DATA FOR THE TASK below:

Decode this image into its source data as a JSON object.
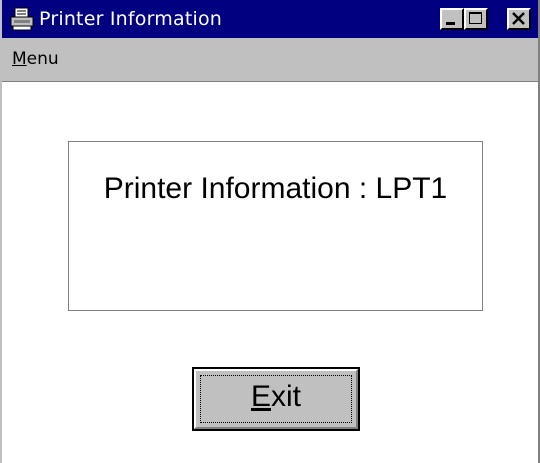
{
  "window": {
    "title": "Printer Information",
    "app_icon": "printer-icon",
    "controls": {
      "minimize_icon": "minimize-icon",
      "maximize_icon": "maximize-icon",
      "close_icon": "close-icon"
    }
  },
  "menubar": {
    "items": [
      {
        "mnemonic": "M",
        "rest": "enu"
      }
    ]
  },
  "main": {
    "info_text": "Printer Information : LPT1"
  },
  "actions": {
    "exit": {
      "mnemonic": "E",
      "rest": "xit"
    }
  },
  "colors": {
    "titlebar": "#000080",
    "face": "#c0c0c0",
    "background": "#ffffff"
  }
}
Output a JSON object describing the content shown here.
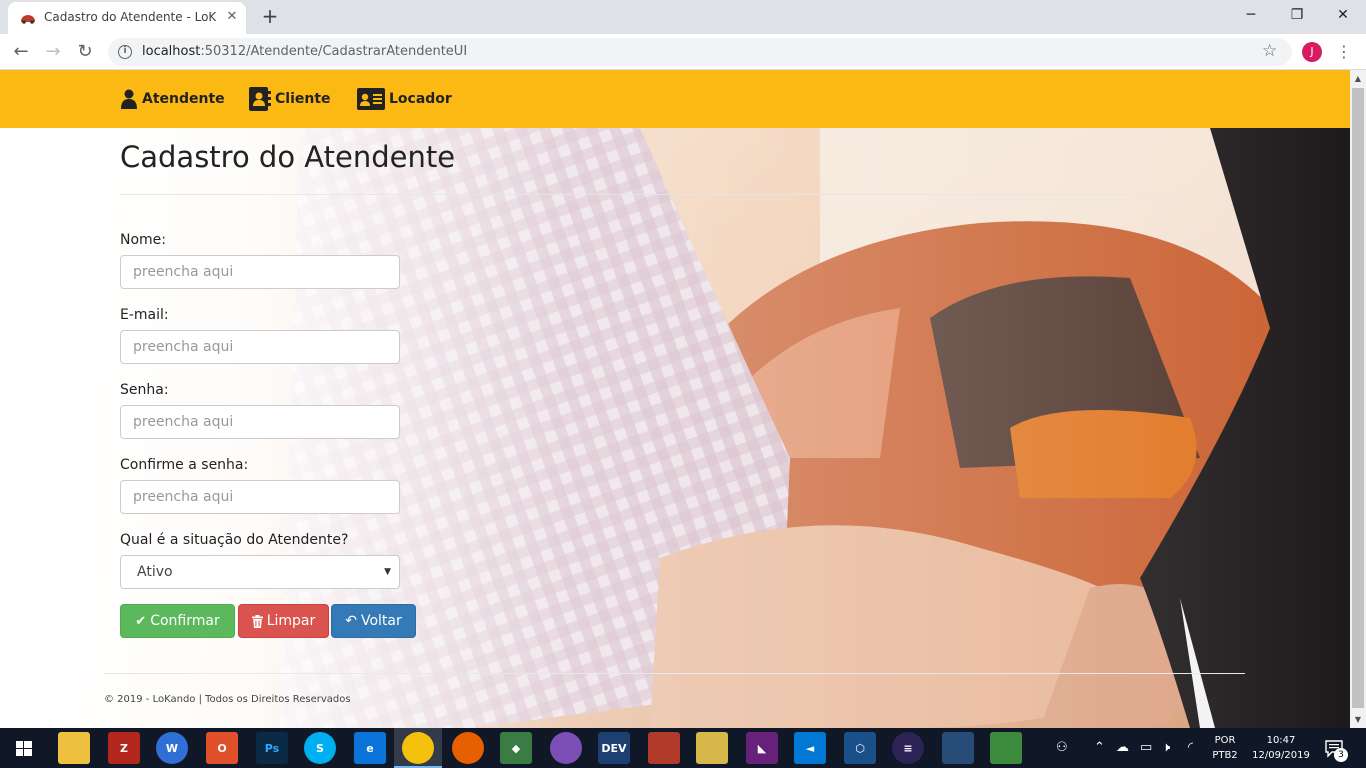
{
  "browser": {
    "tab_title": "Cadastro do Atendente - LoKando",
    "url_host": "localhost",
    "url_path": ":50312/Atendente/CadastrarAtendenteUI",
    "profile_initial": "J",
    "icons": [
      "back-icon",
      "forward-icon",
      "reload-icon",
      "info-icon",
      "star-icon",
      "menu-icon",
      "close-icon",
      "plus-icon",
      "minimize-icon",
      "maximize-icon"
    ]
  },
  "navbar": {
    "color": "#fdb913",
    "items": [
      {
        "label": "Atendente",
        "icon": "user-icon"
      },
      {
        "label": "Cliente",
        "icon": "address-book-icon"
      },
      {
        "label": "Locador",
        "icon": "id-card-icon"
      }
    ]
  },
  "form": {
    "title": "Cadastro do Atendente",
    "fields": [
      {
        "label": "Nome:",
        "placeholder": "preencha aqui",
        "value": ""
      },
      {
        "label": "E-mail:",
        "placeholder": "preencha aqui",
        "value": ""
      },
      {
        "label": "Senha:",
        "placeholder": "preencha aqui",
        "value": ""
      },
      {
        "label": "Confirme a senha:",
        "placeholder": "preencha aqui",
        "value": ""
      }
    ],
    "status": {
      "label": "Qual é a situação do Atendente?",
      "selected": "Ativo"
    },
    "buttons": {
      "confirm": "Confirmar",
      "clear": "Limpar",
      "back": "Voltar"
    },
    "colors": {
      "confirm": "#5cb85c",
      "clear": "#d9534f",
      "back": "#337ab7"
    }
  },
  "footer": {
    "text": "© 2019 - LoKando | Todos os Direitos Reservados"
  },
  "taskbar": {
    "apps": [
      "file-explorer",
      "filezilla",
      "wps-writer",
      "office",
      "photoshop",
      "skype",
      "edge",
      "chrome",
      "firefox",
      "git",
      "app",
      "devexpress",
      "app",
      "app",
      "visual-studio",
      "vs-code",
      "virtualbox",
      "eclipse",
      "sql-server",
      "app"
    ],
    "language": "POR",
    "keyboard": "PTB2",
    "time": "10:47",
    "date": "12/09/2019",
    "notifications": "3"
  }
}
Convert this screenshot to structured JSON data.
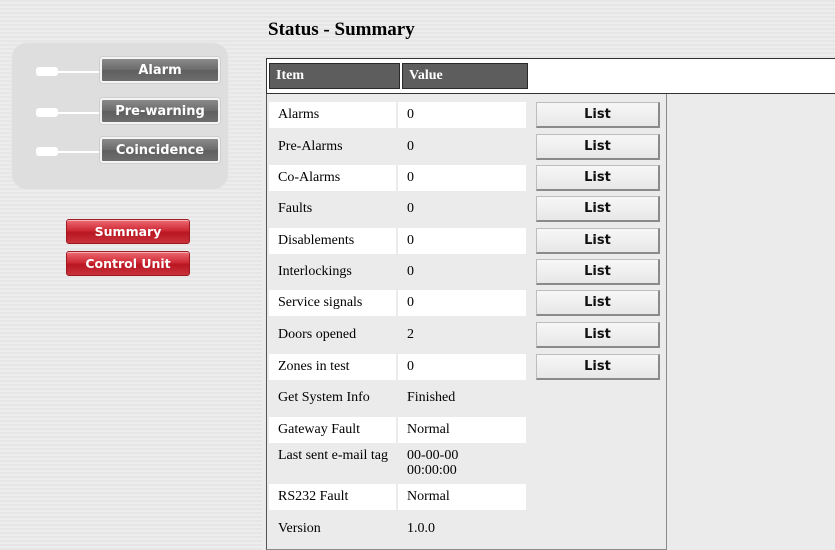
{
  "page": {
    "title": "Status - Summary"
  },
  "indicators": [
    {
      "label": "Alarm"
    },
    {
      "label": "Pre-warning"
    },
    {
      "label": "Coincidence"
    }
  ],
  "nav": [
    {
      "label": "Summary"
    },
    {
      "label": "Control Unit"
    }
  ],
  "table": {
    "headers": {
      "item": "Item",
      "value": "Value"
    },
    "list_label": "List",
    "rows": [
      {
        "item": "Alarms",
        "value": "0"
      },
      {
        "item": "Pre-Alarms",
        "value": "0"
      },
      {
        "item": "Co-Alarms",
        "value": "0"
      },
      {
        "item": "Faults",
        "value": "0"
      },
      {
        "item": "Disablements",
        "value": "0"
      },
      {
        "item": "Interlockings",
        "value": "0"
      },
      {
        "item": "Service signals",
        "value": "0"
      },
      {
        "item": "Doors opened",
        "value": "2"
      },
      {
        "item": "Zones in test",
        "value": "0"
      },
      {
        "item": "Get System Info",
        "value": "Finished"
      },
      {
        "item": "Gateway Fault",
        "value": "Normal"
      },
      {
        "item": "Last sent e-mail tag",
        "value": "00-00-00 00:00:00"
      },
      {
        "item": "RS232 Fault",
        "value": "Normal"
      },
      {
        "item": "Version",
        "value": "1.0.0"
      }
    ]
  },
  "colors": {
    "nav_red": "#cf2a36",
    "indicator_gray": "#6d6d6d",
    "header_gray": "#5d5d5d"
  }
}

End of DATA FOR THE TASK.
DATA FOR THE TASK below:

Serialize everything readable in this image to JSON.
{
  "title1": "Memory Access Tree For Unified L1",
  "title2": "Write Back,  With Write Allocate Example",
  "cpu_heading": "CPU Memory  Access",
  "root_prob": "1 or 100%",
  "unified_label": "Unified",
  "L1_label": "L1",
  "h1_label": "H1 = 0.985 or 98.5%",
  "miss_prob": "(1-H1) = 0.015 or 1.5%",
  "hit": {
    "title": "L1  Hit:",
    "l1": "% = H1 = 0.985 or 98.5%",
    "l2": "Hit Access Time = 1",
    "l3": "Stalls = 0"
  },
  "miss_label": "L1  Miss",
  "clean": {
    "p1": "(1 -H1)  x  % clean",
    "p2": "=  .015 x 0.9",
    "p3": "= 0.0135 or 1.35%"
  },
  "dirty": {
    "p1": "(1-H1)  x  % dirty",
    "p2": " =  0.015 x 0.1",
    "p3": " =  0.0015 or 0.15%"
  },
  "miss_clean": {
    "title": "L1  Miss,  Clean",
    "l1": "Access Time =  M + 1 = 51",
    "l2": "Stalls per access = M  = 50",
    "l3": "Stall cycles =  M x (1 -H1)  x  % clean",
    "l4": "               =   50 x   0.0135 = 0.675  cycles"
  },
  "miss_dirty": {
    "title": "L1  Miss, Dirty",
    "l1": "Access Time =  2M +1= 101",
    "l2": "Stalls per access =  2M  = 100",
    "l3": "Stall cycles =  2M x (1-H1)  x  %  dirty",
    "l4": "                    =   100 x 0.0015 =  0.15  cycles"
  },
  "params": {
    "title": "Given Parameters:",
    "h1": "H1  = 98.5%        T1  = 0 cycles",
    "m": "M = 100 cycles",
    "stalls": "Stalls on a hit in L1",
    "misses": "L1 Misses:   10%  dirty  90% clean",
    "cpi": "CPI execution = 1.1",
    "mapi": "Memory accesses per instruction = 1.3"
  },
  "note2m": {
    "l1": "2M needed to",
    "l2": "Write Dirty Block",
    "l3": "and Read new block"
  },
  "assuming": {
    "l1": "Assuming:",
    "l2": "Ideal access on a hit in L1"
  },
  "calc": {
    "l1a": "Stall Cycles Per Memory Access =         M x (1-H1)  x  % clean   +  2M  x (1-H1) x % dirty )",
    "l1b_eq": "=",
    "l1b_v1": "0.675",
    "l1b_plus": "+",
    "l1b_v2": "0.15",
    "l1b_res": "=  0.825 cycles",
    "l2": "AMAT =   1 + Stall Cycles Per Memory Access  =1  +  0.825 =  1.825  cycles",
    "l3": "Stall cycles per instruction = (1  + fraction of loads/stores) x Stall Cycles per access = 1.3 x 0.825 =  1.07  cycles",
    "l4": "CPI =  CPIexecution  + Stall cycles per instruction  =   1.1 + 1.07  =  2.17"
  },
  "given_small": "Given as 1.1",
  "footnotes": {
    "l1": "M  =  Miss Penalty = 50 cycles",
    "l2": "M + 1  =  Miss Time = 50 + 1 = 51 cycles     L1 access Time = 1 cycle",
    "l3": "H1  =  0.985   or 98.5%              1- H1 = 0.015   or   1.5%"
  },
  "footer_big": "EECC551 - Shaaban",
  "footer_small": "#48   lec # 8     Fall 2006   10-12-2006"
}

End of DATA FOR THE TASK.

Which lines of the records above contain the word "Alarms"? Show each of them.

*REPLY*.
        "item": "Alarms",
        "item": "Pre-Alarms",
        "item": "Co-Alarms",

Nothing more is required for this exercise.